Now this Christmas we were treated to a retelling of Dicken’s A Christmas Carol on a planet that clearly isn’t Earth but with moments from Earth’s history. We weren’t shown at what period the planet was meant to be analogous to as the technology is both archaic and impossible. Fish swam in the crystalline sky and people used loved ones as collateral for lending. And then saw them placed in cryogenic suspension when they were unable to make payments against the debt. But the world had its own consistent logic and feel and nothing felt jarringly out of place. This was another reality that hung together and worked, partially because all the details were but backdrop to the main story unfolding.
Michael Gambon had centre stage and his voice does sound wonderful. None of the actors put in a bad shift and the details and direction were good. It worked on a few levels, from being simplistic fun to the children, to having a sense of wonder and imagination on closer inspection to actually asking some questions about the relative morality of changing someone’s past to effect the outcome you want. The doctor may be a clown, but he is not as clear cut a hero as in more simplistic tales: he is morally flexible in achieving his aims and clearly has a sense of the greater good and a degree or pragmatism in achieving his desired outcome. Personally I loved the program and feel it finally shows the Doctor as someone with an alien morality and a degree of intelligence and as somewhat of a shemer.
The Thin End of the Wedge
December 20, 2010 by Nick
A government minister has floated the idea of censoring the internet on an “opt in” basis. To whit: if you wish to receive censored sites you will have to contact your ISP and ask them to allow you to do so. This has been spun as a way of stopping children from accessing pornography and sounds altruistic. However, who determines what counts as pornography?

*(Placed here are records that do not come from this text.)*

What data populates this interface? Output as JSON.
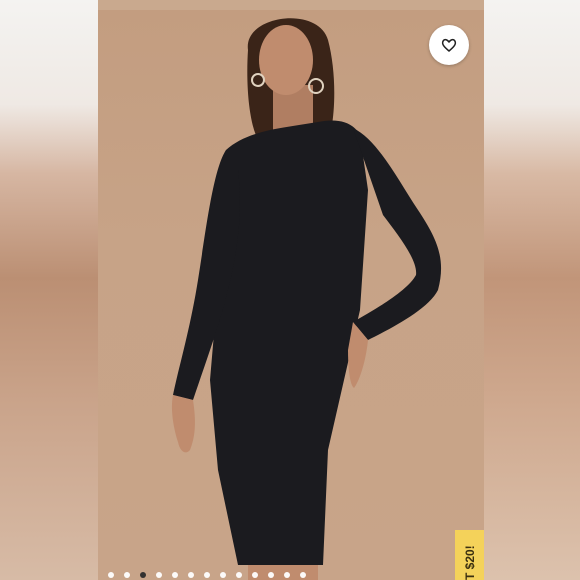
{
  "listing": {
    "photo_alt": "",
    "like_icon": "heart-icon",
    "carousel": {
      "total": 13,
      "active_index": 2
    },
    "promo_text": "T $20!"
  },
  "colors": {
    "background": "#c8a489",
    "dress": "#1b1b1f",
    "promo": "#f4d25a",
    "dot_active": "#2b2b2b"
  }
}
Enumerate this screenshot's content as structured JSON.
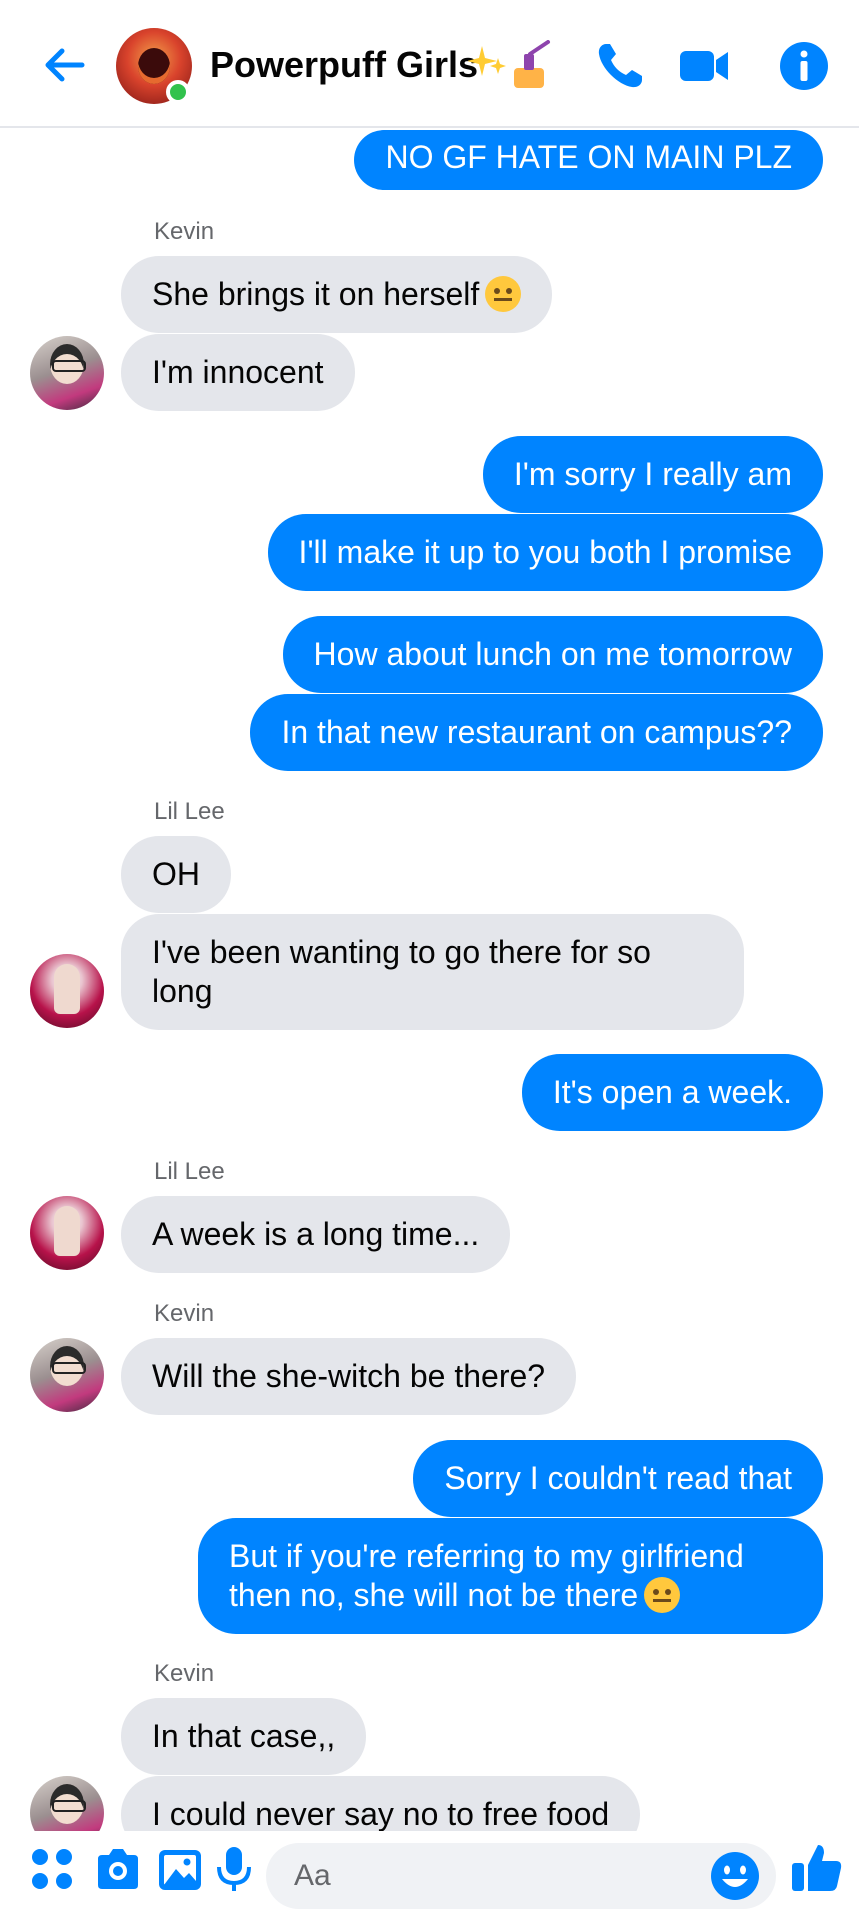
{
  "header": {
    "back_icon": "arrow-left-icon",
    "title": "Powerpuff Girls",
    "title_emoji": "sparkles-nail-polish-emoji",
    "call_icon": "phone-icon",
    "video_icon": "video-camera-icon",
    "info_icon": "info-icon",
    "accent_color": "#0084ff"
  },
  "messages": [
    {
      "side": "out",
      "text": "NO GF HATE ON MAIN PLZ"
    },
    {
      "side": "in",
      "sender": "Kevin"
    },
    {
      "side": "in",
      "text": "She brings it on herself"
    },
    {
      "side": "in",
      "text": "I'm innocent"
    },
    {
      "side": "out",
      "text": "I'm sorry I really am"
    },
    {
      "side": "out",
      "text": "I'll make it up to you both I promise"
    },
    {
      "side": "out",
      "text": "How about lunch on me tomorrow"
    },
    {
      "side": "out",
      "text": "In that new restaurant on campus??"
    },
    {
      "side": "in",
      "sender": "Lil Lee"
    },
    {
      "side": "in",
      "text": "OH"
    },
    {
      "side": "in",
      "text": "I've been wanting to go there for so long"
    },
    {
      "side": "out",
      "text": "It's open a week."
    },
    {
      "side": "in",
      "sender": "Lil Lee"
    },
    {
      "side": "in",
      "text": "A week is a long time..."
    },
    {
      "side": "in",
      "sender": "Kevin"
    },
    {
      "side": "in",
      "text": "Will the she-witch be there?"
    },
    {
      "side": "out",
      "text": "Sorry I couldn't read that"
    },
    {
      "side": "out",
      "text": "But if you're referring to my girlfriend then no, she will not be there"
    },
    {
      "side": "in",
      "sender": "Kevin"
    },
    {
      "side": "in",
      "text": "In that case,,"
    },
    {
      "side": "in",
      "text": "I could never say no to free food"
    }
  ],
  "composer": {
    "placeholder": "Aa",
    "icons": [
      "apps-icon",
      "camera-icon",
      "gallery-icon",
      "microphone-icon",
      "emoji-icon",
      "thumbs-up-icon"
    ]
  }
}
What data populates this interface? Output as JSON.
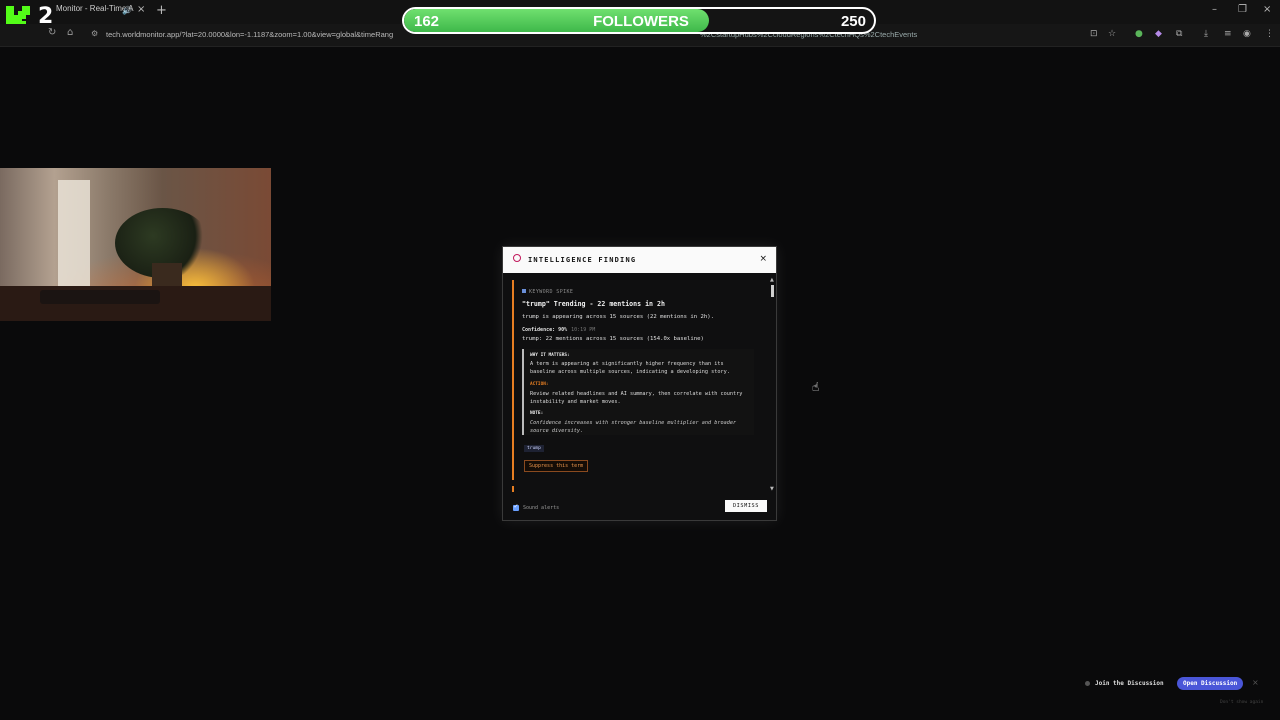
{
  "browser": {
    "tab_title": "Monitor - Real-Time A",
    "url": "tech.worldmonitor.app/?lat=20.0000&lon=-1.1187&zoom=1.00&view=global&timeRang",
    "url_tail": "%2CstartupHubs%2CcloudRegions%2CtechHQs%2CtechEvents"
  },
  "overlay": {
    "logo_letter": "K",
    "logo_number": "2",
    "followers_current": "162",
    "followers_label": "FOLLOWERS",
    "followers_goal": "250",
    "followers_progress": 0.648,
    "accent_green": "#4cc75a"
  },
  "modal": {
    "title": "INTELLIGENCE FINDING",
    "close_icon": "×",
    "finding": {
      "category": "KEYWORD SPIKE",
      "title": "\"trump\" Trending - 22 mentions in 2h",
      "description": "trump is appearing across 15 sources (22 mentions in 2h).",
      "confidence": "Confidence: 90%",
      "time": "10:19 PM",
      "stat": "trump: 22 mentions across 15 sources (154.0x baseline)",
      "why_label": "WHY IT MATTERS:",
      "why_text": "A term is appearing at significantly higher frequency than its baseline across multiple sources, indicating a developing story.",
      "action_label": "ACTION:",
      "action_text": "Review related headlines and AI summary, then correlate with country instability and market moves.",
      "note_label": "NOTE:",
      "note_text": "Confidence increases with stronger baseline multiplier and broader source diversity.",
      "tag": "trump",
      "suppress_label": "Suppress this term"
    },
    "sound_alerts_label": "Sound alerts",
    "sound_alerts_checked": true,
    "dismiss_label": "DISMISS"
  },
  "discussion": {
    "label": "Join the Discussion",
    "button": "Open Discussion",
    "close_icon": "×",
    "dont_show": "Don't show again"
  }
}
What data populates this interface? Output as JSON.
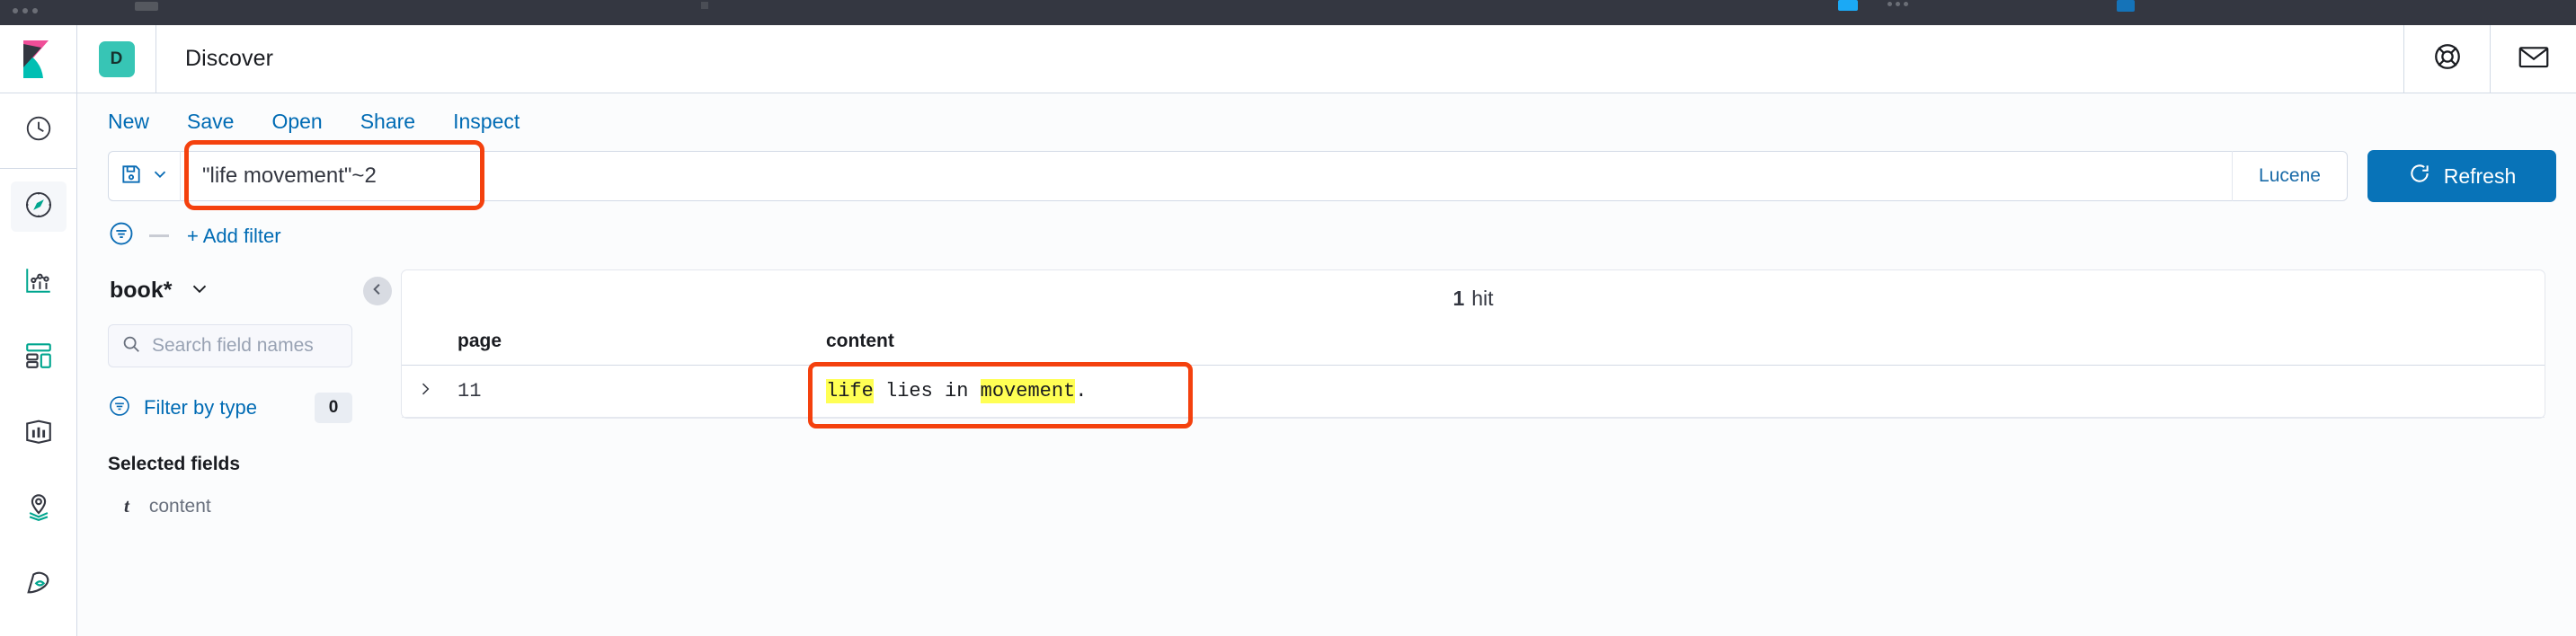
{
  "browser": {
    "chrome_visible": true
  },
  "header": {
    "space_badge": "D",
    "app_title": "Discover",
    "help_icon": "life-ring-icon",
    "mail_icon": "envelope-icon"
  },
  "global_nav": {
    "items": [
      {
        "icon": "clock-icon",
        "name": "recently-viewed"
      },
      {
        "icon": "compass-icon",
        "name": "discover",
        "active": true
      },
      {
        "icon": "chart-icon",
        "name": "visualize"
      },
      {
        "icon": "dashboard-icon",
        "name": "dashboard"
      },
      {
        "icon": "canvas-icon",
        "name": "canvas"
      },
      {
        "icon": "maps-icon",
        "name": "maps"
      },
      {
        "icon": "ml-icon",
        "name": "machine-learning"
      }
    ]
  },
  "top_menu": {
    "items": [
      {
        "label": "New"
      },
      {
        "label": "Save"
      },
      {
        "label": "Open"
      },
      {
        "label": "Share"
      },
      {
        "label": "Inspect"
      }
    ]
  },
  "query_bar": {
    "saved_query_icon": "save-disk-icon",
    "chevron_icon": "chevron-down-icon",
    "query_value": "\"life movement\"~2",
    "query_placeholder": "Search",
    "language_label": "Lucene",
    "refresh_label": "Refresh",
    "refresh_icon": "refresh-icon",
    "highlight_color": "#f4410e"
  },
  "filter_bar": {
    "filter_icon": "filter-funnel-icon",
    "add_filter_label": "+ Add filter"
  },
  "sidebar": {
    "index_pattern": "book*",
    "index_pattern_chevron": "chevron-down-icon",
    "search_placeholder": "Search field names",
    "search_value": "",
    "search_icon": "search-icon",
    "filter_by_type_label": "Filter by type",
    "filter_by_type_icon": "filter-funnel-icon",
    "filter_by_type_count": "0",
    "selected_fields_title": "Selected fields",
    "selected_fields": [
      {
        "type_icon": "t",
        "name": "content"
      }
    ]
  },
  "results": {
    "collapse_icon": "chevron-left-icon",
    "hit_count": "1",
    "hit_label": "hit",
    "columns": [
      "page",
      "content"
    ],
    "rows": [
      {
        "expand_icon": "chevron-right-icon",
        "page": "11",
        "content_parts": [
          {
            "text": "life",
            "highlight": true
          },
          {
            "text": " lies in ",
            "highlight": false
          },
          {
            "text": "movement",
            "highlight": true
          },
          {
            "text": ".",
            "highlight": false
          }
        ]
      }
    ],
    "highlight_color": "#f4410e",
    "match_highlight_color": "#ffff54"
  }
}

The previous government implemented anti terrorism laws which were ostensibly designed to prevent funding from reaching radical groups. The first use of these powers that I am aware of was to seize Icelandic assets during their economic turmoil. The papers applauded and I certainly have no wish to see people lose their money, but it is a striking example of how legislation with one aim is appropriated for others entirely. How long will it be, should this mooted legislation pass, before we are routinely denied access to sites that we don’t even know exist in order to ask for access to them?
For me the red flag is Wikileaks. It seems too much of a coincidence
for this to come about just as Wikileaks is facing enormous pressure and
the US government and its corporate allies are doing everything in
their power to shut down the site and prevent it from being able to
function financially. With this proposed filter, would we see Wikileaks?
What about sites routinely challenging the government or authority?
This is a fundamental freedom of speech issue. This is not about children or porn, but about communication, about honest criticism and about freedom of the press. This is about truth and those that would seek to prevent us from accessing it.